We Do Not Promote Dieting
We began our careers putting people on diets, as we were taught to do. It did not take long to realize that there was no magic in food restriction. In fact, it became painfully obvious that dieting is fraught with failure, heartache, and deprivation. Simply put, we learned that diets cause problems, including:
- intense preoccupation with food
- powerful food cravings
- deprivation-driven eating
- compulsive eating
- eating disorders
Research is very clear that restricting food intake does not work 95% of the time and that over 1/3 of restrictors will actually gain extra weight. Diets cause weight gain. (Are you larger today than when you first dieted?) Most people blame themselves for the weight regain, and for the extra pounds.
Professionals even blame the dieters!
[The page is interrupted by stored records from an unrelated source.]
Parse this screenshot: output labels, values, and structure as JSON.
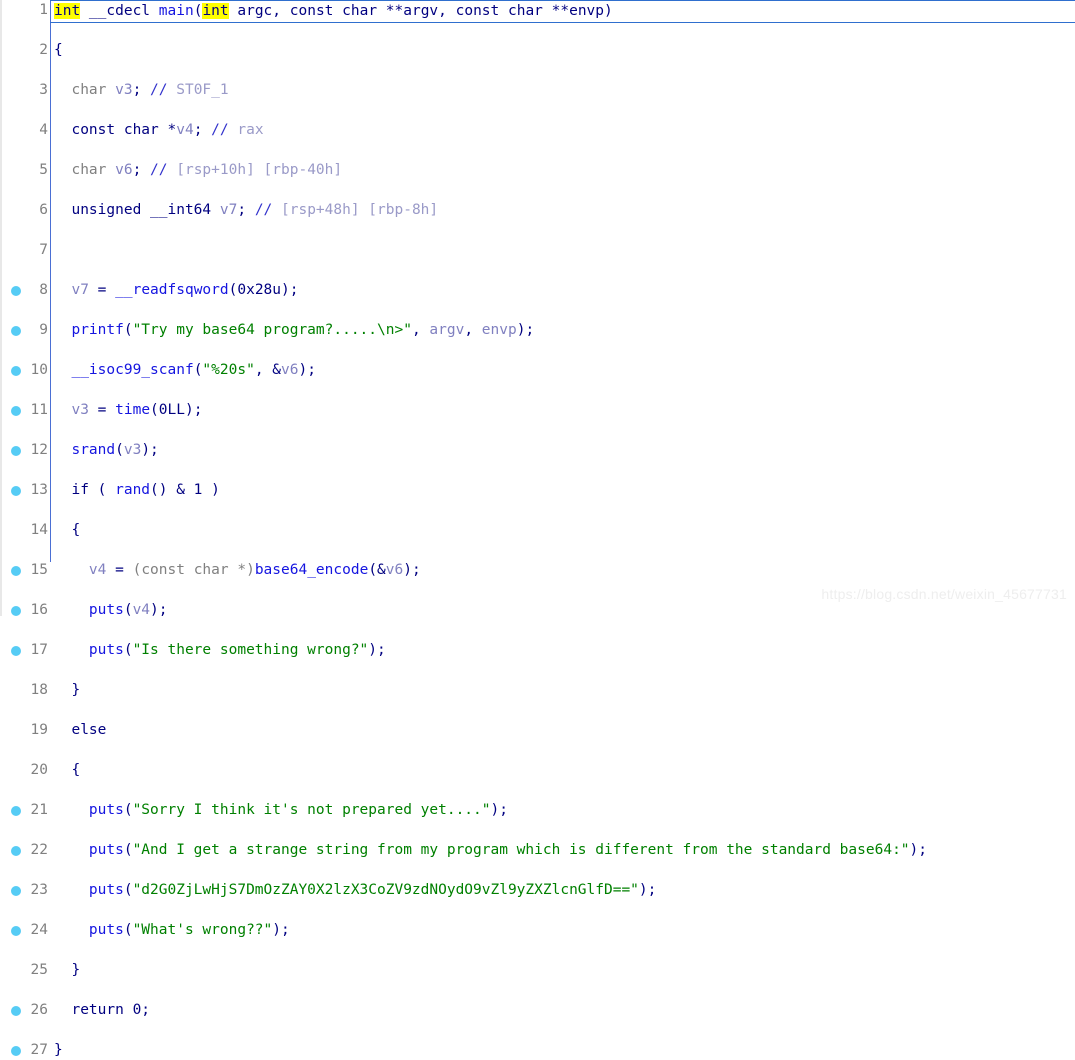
{
  "editor": {
    "name": "pseudocode-view",
    "language": "C",
    "colors": {
      "background": "#ffffff",
      "keyword": "#000080",
      "function": "#1515e0",
      "string": "#008000",
      "comment": "#9a9ac8",
      "variable": "#8080c0",
      "type_faded": "#808080",
      "highlight": "#ffff00",
      "gutter_dot": "#56ccf5",
      "line_number": "#808080",
      "current_line_border": "#2f6fce",
      "rule": "#4a6fd4"
    }
  },
  "watermark": {
    "text": "https://blog.csdn.net/weixin_45677731"
  },
  "lines": [
    {
      "num": "1",
      "dot": false,
      "current": true,
      "tokens": [
        {
          "c": "hl",
          "t": "int"
        },
        {
          "c": "plain",
          "t": " __cdecl "
        },
        {
          "c": "fn",
          "t": "main"
        },
        {
          "c": "plain",
          "t": "("
        },
        {
          "c": "hl",
          "t": "int"
        },
        {
          "c": "plain",
          "t": " argc, const char **argv, const char **envp)"
        }
      ]
    },
    {
      "num": "2",
      "dot": false,
      "current": false,
      "tokens": [
        {
          "c": "plain",
          "t": "{"
        }
      ]
    },
    {
      "num": "3",
      "dot": false,
      "current": false,
      "tokens": [
        {
          "c": "type",
          "t": "  char "
        },
        {
          "c": "var",
          "t": "v3"
        },
        {
          "c": "plain",
          "t": "; "
        },
        {
          "c": "cmtmark",
          "t": "//"
        },
        {
          "c": "cmt",
          "t": " ST0F_1"
        }
      ]
    },
    {
      "num": "4",
      "dot": false,
      "current": false,
      "tokens": [
        {
          "c": "plain",
          "t": "  const char *"
        },
        {
          "c": "var",
          "t": "v4"
        },
        {
          "c": "plain",
          "t": "; "
        },
        {
          "c": "cmtmark",
          "t": "//"
        },
        {
          "c": "cmt",
          "t": " rax"
        }
      ]
    },
    {
      "num": "5",
      "dot": false,
      "current": false,
      "tokens": [
        {
          "c": "type",
          "t": "  char "
        },
        {
          "c": "var",
          "t": "v6"
        },
        {
          "c": "plain",
          "t": "; "
        },
        {
          "c": "cmtmark",
          "t": "//"
        },
        {
          "c": "cmt",
          "t": " [rsp+10h] [rbp-40h]"
        }
      ]
    },
    {
      "num": "6",
      "dot": false,
      "current": false,
      "tokens": [
        {
          "c": "plain",
          "t": "  unsigned __int64 "
        },
        {
          "c": "var",
          "t": "v7"
        },
        {
          "c": "plain",
          "t": "; "
        },
        {
          "c": "cmtmark",
          "t": "//"
        },
        {
          "c": "cmt",
          "t": " [rsp+48h] [rbp-8h]"
        }
      ]
    },
    {
      "num": "7",
      "dot": false,
      "current": false,
      "tokens": []
    },
    {
      "num": "8",
      "dot": true,
      "current": false,
      "tokens": [
        {
          "c": "var",
          "t": "  v7"
        },
        {
          "c": "plain",
          "t": " = "
        },
        {
          "c": "fn",
          "t": "__readfsqword"
        },
        {
          "c": "plain",
          "t": "(0x28u);"
        }
      ]
    },
    {
      "num": "9",
      "dot": true,
      "current": false,
      "tokens": [
        {
          "c": "fn",
          "t": "  printf"
        },
        {
          "c": "plain",
          "t": "("
        },
        {
          "c": "str",
          "t": "\"Try my base64 program?.....\\n>\""
        },
        {
          "c": "plain",
          "t": ", "
        },
        {
          "c": "var",
          "t": "argv"
        },
        {
          "c": "plain",
          "t": ", "
        },
        {
          "c": "var",
          "t": "envp"
        },
        {
          "c": "plain",
          "t": ");"
        }
      ]
    },
    {
      "num": "10",
      "dot": true,
      "current": false,
      "tokens": [
        {
          "c": "fn",
          "t": "  __isoc99_scanf"
        },
        {
          "c": "plain",
          "t": "("
        },
        {
          "c": "str",
          "t": "\"%20s\""
        },
        {
          "c": "plain",
          "t": ", &"
        },
        {
          "c": "var",
          "t": "v6"
        },
        {
          "c": "plain",
          "t": ");"
        }
      ]
    },
    {
      "num": "11",
      "dot": true,
      "current": false,
      "tokens": [
        {
          "c": "var",
          "t": "  v3"
        },
        {
          "c": "plain",
          "t": " = "
        },
        {
          "c": "fn",
          "t": "time"
        },
        {
          "c": "plain",
          "t": "(0LL);"
        }
      ]
    },
    {
      "num": "12",
      "dot": true,
      "current": false,
      "tokens": [
        {
          "c": "fn",
          "t": "  srand"
        },
        {
          "c": "plain",
          "t": "("
        },
        {
          "c": "var",
          "t": "v3"
        },
        {
          "c": "plain",
          "t": ");"
        }
      ]
    },
    {
      "num": "13",
      "dot": true,
      "current": false,
      "tokens": [
        {
          "c": "plain",
          "t": "  if ( "
        },
        {
          "c": "fn",
          "t": "rand"
        },
        {
          "c": "plain",
          "t": "() & 1 )"
        }
      ]
    },
    {
      "num": "14",
      "dot": false,
      "current": false,
      "tokens": [
        {
          "c": "plain",
          "t": "  {"
        }
      ]
    },
    {
      "num": "15",
      "dot": true,
      "current": false,
      "tokens": [
        {
          "c": "var",
          "t": "    v4"
        },
        {
          "c": "plain",
          "t": " = "
        },
        {
          "c": "type",
          "t": "(const char *)"
        },
        {
          "c": "fn",
          "t": "base64_encode"
        },
        {
          "c": "plain",
          "t": "(&"
        },
        {
          "c": "var",
          "t": "v6"
        },
        {
          "c": "plain",
          "t": ");"
        }
      ]
    },
    {
      "num": "16",
      "dot": true,
      "current": false,
      "tokens": [
        {
          "c": "fn",
          "t": "    puts"
        },
        {
          "c": "plain",
          "t": "("
        },
        {
          "c": "var",
          "t": "v4"
        },
        {
          "c": "plain",
          "t": ");"
        }
      ]
    },
    {
      "num": "17",
      "dot": true,
      "current": false,
      "tokens": [
        {
          "c": "fn",
          "t": "    puts"
        },
        {
          "c": "plain",
          "t": "("
        },
        {
          "c": "str",
          "t": "\"Is there something wrong?\""
        },
        {
          "c": "plain",
          "t": ");"
        }
      ]
    },
    {
      "num": "18",
      "dot": false,
      "current": false,
      "tokens": [
        {
          "c": "plain",
          "t": "  }"
        }
      ]
    },
    {
      "num": "19",
      "dot": false,
      "current": false,
      "tokens": [
        {
          "c": "plain",
          "t": "  else"
        }
      ]
    },
    {
      "num": "20",
      "dot": false,
      "current": false,
      "tokens": [
        {
          "c": "plain",
          "t": "  {"
        }
      ]
    },
    {
      "num": "21",
      "dot": true,
      "current": false,
      "tokens": [
        {
          "c": "fn",
          "t": "    puts"
        },
        {
          "c": "plain",
          "t": "("
        },
        {
          "c": "str",
          "t": "\"Sorry I think it's not prepared yet....\""
        },
        {
          "c": "plain",
          "t": ");"
        }
      ]
    },
    {
      "num": "22",
      "dot": true,
      "current": false,
      "tokens": [
        {
          "c": "fn",
          "t": "    puts"
        },
        {
          "c": "plain",
          "t": "("
        },
        {
          "c": "str",
          "t": "\"And I get a strange string from my program which is different from the standard base64:\""
        },
        {
          "c": "plain",
          "t": ");"
        }
      ]
    },
    {
      "num": "23",
      "dot": true,
      "current": false,
      "tokens": [
        {
          "c": "fn",
          "t": "    puts"
        },
        {
          "c": "plain",
          "t": "("
        },
        {
          "c": "str",
          "t": "\"d2G0ZjLwHjS7DmOzZAY0X2lzX3CoZV9zdNOydO9vZl9yZXZlcnGlfD==\""
        },
        {
          "c": "plain",
          "t": ");"
        }
      ]
    },
    {
      "num": "24",
      "dot": true,
      "current": false,
      "tokens": [
        {
          "c": "fn",
          "t": "    puts"
        },
        {
          "c": "plain",
          "t": "("
        },
        {
          "c": "str",
          "t": "\"What's wrong??\""
        },
        {
          "c": "plain",
          "t": ");"
        }
      ]
    },
    {
      "num": "25",
      "dot": false,
      "current": false,
      "tokens": [
        {
          "c": "plain",
          "t": "  }"
        }
      ]
    },
    {
      "num": "26",
      "dot": true,
      "current": false,
      "tokens": [
        {
          "c": "plain",
          "t": "  return 0;"
        }
      ]
    },
    {
      "num": "27",
      "dot": true,
      "current": false,
      "tokens": [
        {
          "c": "plain",
          "t": "}"
        }
      ]
    }
  ]
}
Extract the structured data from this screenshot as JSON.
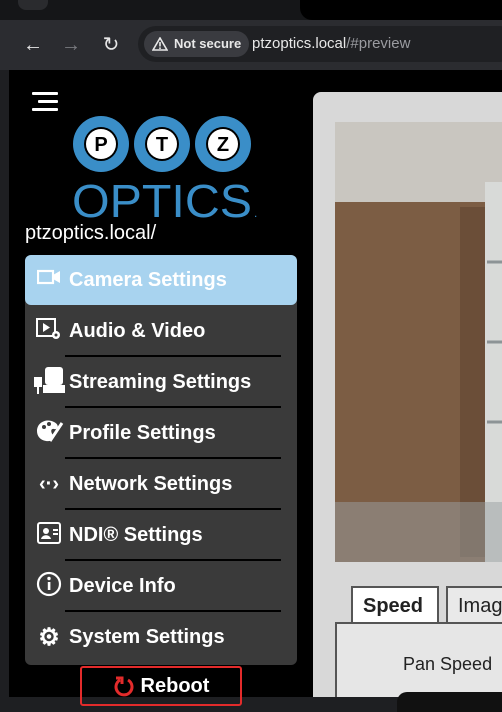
{
  "browser": {
    "nav": {
      "back_icon": "←",
      "forward_icon": "→",
      "reload_icon": "↻"
    },
    "security_label": "Not secure",
    "url_host": "ptzoptics.local",
    "url_path": "/#preview"
  },
  "sidebar": {
    "logo": {
      "letters": [
        "P",
        "T",
        "Z"
      ],
      "wordmark": "OPTICS",
      "reg": "."
    },
    "hostname": "ptzoptics.local/",
    "items": [
      {
        "label": "Camera Settings",
        "icon": "camera-icon",
        "glyph": "▭",
        "active": true
      },
      {
        "label": "Audio & Video",
        "icon": "video-settings-icon",
        "glyph": "▶"
      },
      {
        "label": "Streaming Settings",
        "icon": "streaming-icon",
        "glyph": "🎥"
      },
      {
        "label": "Profile Settings",
        "icon": "palette-icon",
        "glyph": "🎨"
      },
      {
        "label": "Network Settings",
        "icon": "network-icon",
        "glyph": "‹·›"
      },
      {
        "label": "NDI® Settings",
        "icon": "ndi-icon",
        "glyph": "▣"
      },
      {
        "label": "Device Info",
        "icon": "info-icon",
        "glyph": "ⓘ"
      },
      {
        "label": "System Settings",
        "icon": "gear-icon",
        "glyph": "⚙"
      }
    ],
    "reboot_label": "Reboot",
    "reboot_icon": "power-icon"
  },
  "panel": {
    "tabs": [
      "Speed",
      "Imag"
    ],
    "pan_speed_label": "Pan Speed"
  },
  "colors": {
    "accent": "#a8d3ef",
    "reboot_border": "#e32b2b",
    "logo_blue": "#3a8ec8"
  }
}
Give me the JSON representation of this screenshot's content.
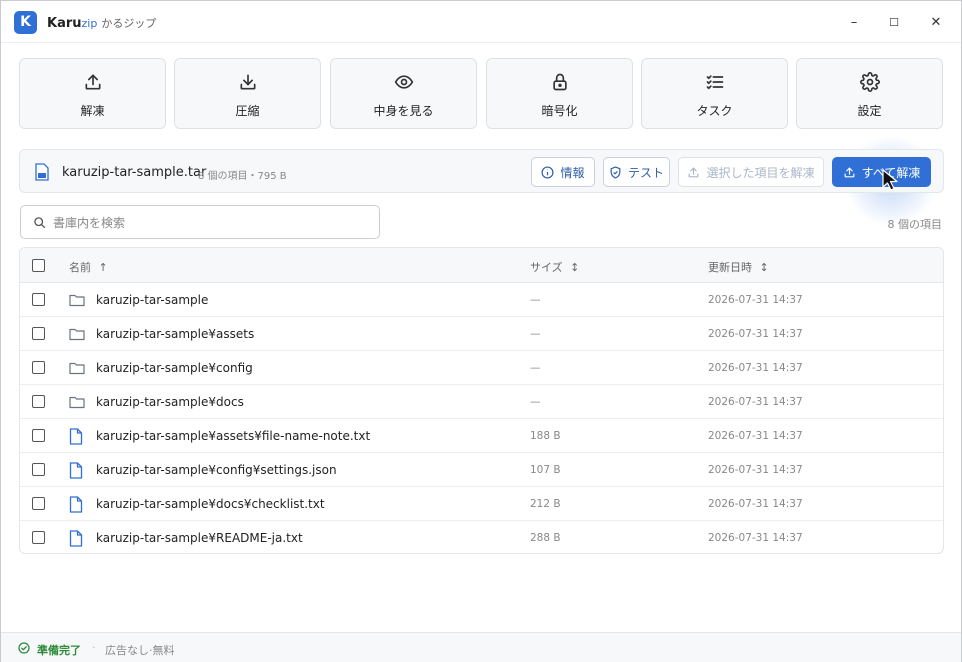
{
  "app": {
    "logo_letter": "K",
    "name_main": "Karu",
    "name_zip": "zip",
    "name_jp": "かるジップ"
  },
  "window_controls": {
    "minimize": "–",
    "maximize": "☐",
    "close": "✕"
  },
  "toolbar": {
    "items": [
      {
        "label": "解凍",
        "icon": "upload-icon"
      },
      {
        "label": "圧縮",
        "icon": "download-icon"
      },
      {
        "label": "中身を見る",
        "icon": "eye-icon"
      },
      {
        "label": "暗号化",
        "icon": "lock-icon"
      },
      {
        "label": "タスク",
        "icon": "list-check-icon"
      },
      {
        "label": "設定",
        "icon": "gear-icon"
      }
    ]
  },
  "archive": {
    "name": "karuzip-tar-sample.tar",
    "meta": "8 個の項目・795 B",
    "buttons": {
      "info": "情報",
      "test": "テスト",
      "extract_selected": "選択した項目を解凍",
      "extract_all": "すべて解凍"
    }
  },
  "search": {
    "placeholder": "書庫内を検索",
    "value": ""
  },
  "item_count": "8 個の項目",
  "table": {
    "columns": {
      "name": "名前",
      "size": "サイズ",
      "modified": "更新日時"
    },
    "sort_asc": "↑",
    "sort_both": "↕",
    "rows": [
      {
        "name": "karuzip-tar-sample",
        "type": "folder",
        "size": "—",
        "modified": "2026-07-31 14:37"
      },
      {
        "name": "karuzip-tar-sample¥assets",
        "type": "folder",
        "size": "—",
        "modified": "2026-07-31 14:37"
      },
      {
        "name": "karuzip-tar-sample¥config",
        "type": "folder",
        "size": "—",
        "modified": "2026-07-31 14:37"
      },
      {
        "name": "karuzip-tar-sample¥docs",
        "type": "folder",
        "size": "—",
        "modified": "2026-07-31 14:37"
      },
      {
        "name": "karuzip-tar-sample¥assets¥file-name-note.txt",
        "type": "file",
        "size": "188 B",
        "modified": "2026-07-31 14:37"
      },
      {
        "name": "karuzip-tar-sample¥config¥settings.json",
        "type": "file",
        "size": "107 B",
        "modified": "2026-07-31 14:37"
      },
      {
        "name": "karuzip-tar-sample¥docs¥checklist.txt",
        "type": "file",
        "size": "212 B",
        "modified": "2026-07-31 14:37"
      },
      {
        "name": "karuzip-tar-sample¥README-ja.txt",
        "type": "file",
        "size": "288 B",
        "modified": "2026-07-31 14:37"
      }
    ]
  },
  "status": {
    "ready": "準備完了",
    "separator": "·",
    "note": "広告なし·無料"
  },
  "colors": {
    "accent": "#2f6fd6",
    "success": "#2e8b3a"
  }
}
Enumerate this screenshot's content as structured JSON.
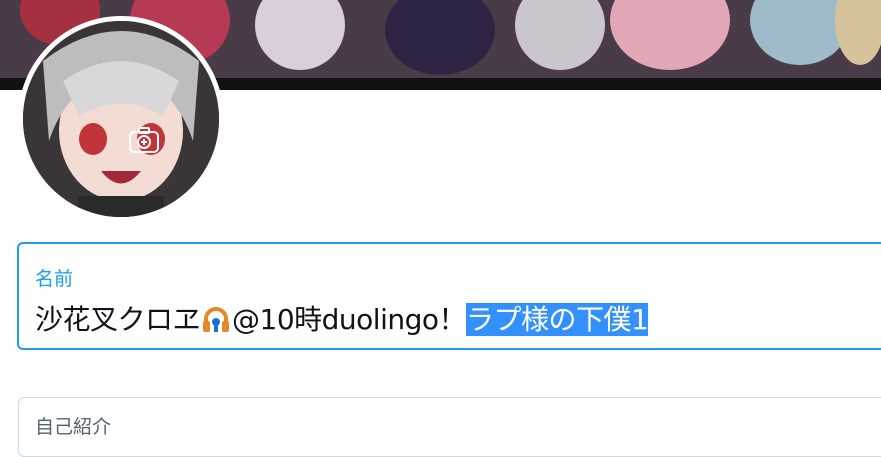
{
  "profile": {
    "banner": {
      "colors": {
        "base": "#3b2f3a",
        "strip": "#111111"
      }
    },
    "avatar": {
      "icon": "avatar-image",
      "camera_icon": "camera-plus-icon"
    }
  },
  "form": {
    "name": {
      "label": "名前",
      "value_plain": "沙花叉クロヱ",
      "emoji": "headphones-keyhole-emoji",
      "value_after_emoji": "@10時duolingo！",
      "value_selected": "ラプ様の下僕1",
      "accent": "#1d9bf0"
    },
    "bio": {
      "label": "自己紹介"
    }
  }
}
Even though research proves without a doubt that diets do not work!
We believe that promoting dieting is unethical.
Why Let Go Of Dieting?
If you are entertaining the thought of letting go of dieting, then you already know the answer to this question. But because society refuses to validate your experience, it is easy to slip back into old thinking. So let's go over some of the reasons it's important to let go of dieting.
Research is clear that 95% of all diets fail, but you already know this. Sadly, you probably blame yourself. But that blame is in the wrong place. Think about it.
Dieting, counting calories or points, excluding certain foods or food groups and putting limits on when one can and cannot eat are external mechanisms which try to control the body’s weight, size and/or shape.
However, our bodies are inherently wise. Our bodies know when they need energy (calories) and when they've had enough.
We Are Born With The Ability To Regulate Food Intake
Our bodies know how to regulate food intake. We were all born with this innate ability. Infants and toddlers know when they are hungry and when they are satisfied, and respond accordingly.
Have you ever fed an infant? She will cry when hungry to let you know she needs to eat. When she has had enough, she will begin to play with the food, or push it away. Even if it is chocolate cake! She is able to eat exactly how much she needs to successfully manage her weight.
She will always have this ability--unless someone interferes with it. For instance, as we go through life there are many external influences that tell us when, how much and what to eat, including:
- someone telling us we need to eat less
- someone telling us to eat more
- someone telling us to eat differently
- being forced into the Clean Plate Club
- our own attempt to change food because we feel ashamed of our bodies
- a professional who tells us we will die if we don't lose weight
Over time, we lose trust in our ability to regulate food intake and come to rely on these outside external cues. We eat based on portions, calories, healthy eating principles, etc.
Relying On An Outside Authority
With so many diets and information from books, the media, magazines, friends and family, it is easy to be convinced that we need follow a plan or formula to be healthy and to successfully manage our weight.
We try to follow these external authorities, yet they are not able to account for changes in metabolism, sleep patterns, hormonal fluctuations, stress and activity levels. It is unreasonable to think that our bodies need the same amount of energy every day. Each day we move, stress and sleep different amounts, so it makes sense that our energy needs will be constantly changing.
These external authorities also cannot address our changing psychology--our needs, personalities, lifestyles, etc.
No external plan can predict what we need each day. However, if we re-learn to trust ourselves, we will realize that we do not need them. We each have a body that accurately tells us how much and when we need to eat, a body that does not want to overeat!
Your Perfect Guide to A Healthy Weight explains this in detail. ***** add link
The nondiet / intuitive eating approach will guide you back to this eating wisdom, so that you can easily manage food and weight.
"Nondiet" Not A “Free For All”
Incorporating a nondiet approach to eating does not mean your eating becomes a “free for all.” Far from that. By paying attention to what our bodies need, we learn what foods to eat and when to eat them.
A nondiet approach also does not mean we ignore nutrition. As we become better aware of internal cues, we will also become better at determining what we need to eat.
For example, if you routinely eat meals or snacks that are high in carbohydrate and low in protein, you may find your energy drops and you become tired. As an intuitive eater, you will notice this without judgement, and be better able to easily alter your eating so that you feel your best. Likewise, you will also notice perhaps, that some days you lose energy later on, and realize you actually need more fuel (more food). Again, you can easily (and nonjudgmentally) have another snack and find you are more energized and can focus better.
The Challenge Is To Listen
Our bodies have an inner wisdom, and know how much fuel they need. Our challenge is to be able to hear what our body is telling us. As we practice intuitive eating, we will become better listeners to our bodies, achieve better energy levels, become more comfortable with our selves as well as body and achieve our natural, healthy weight.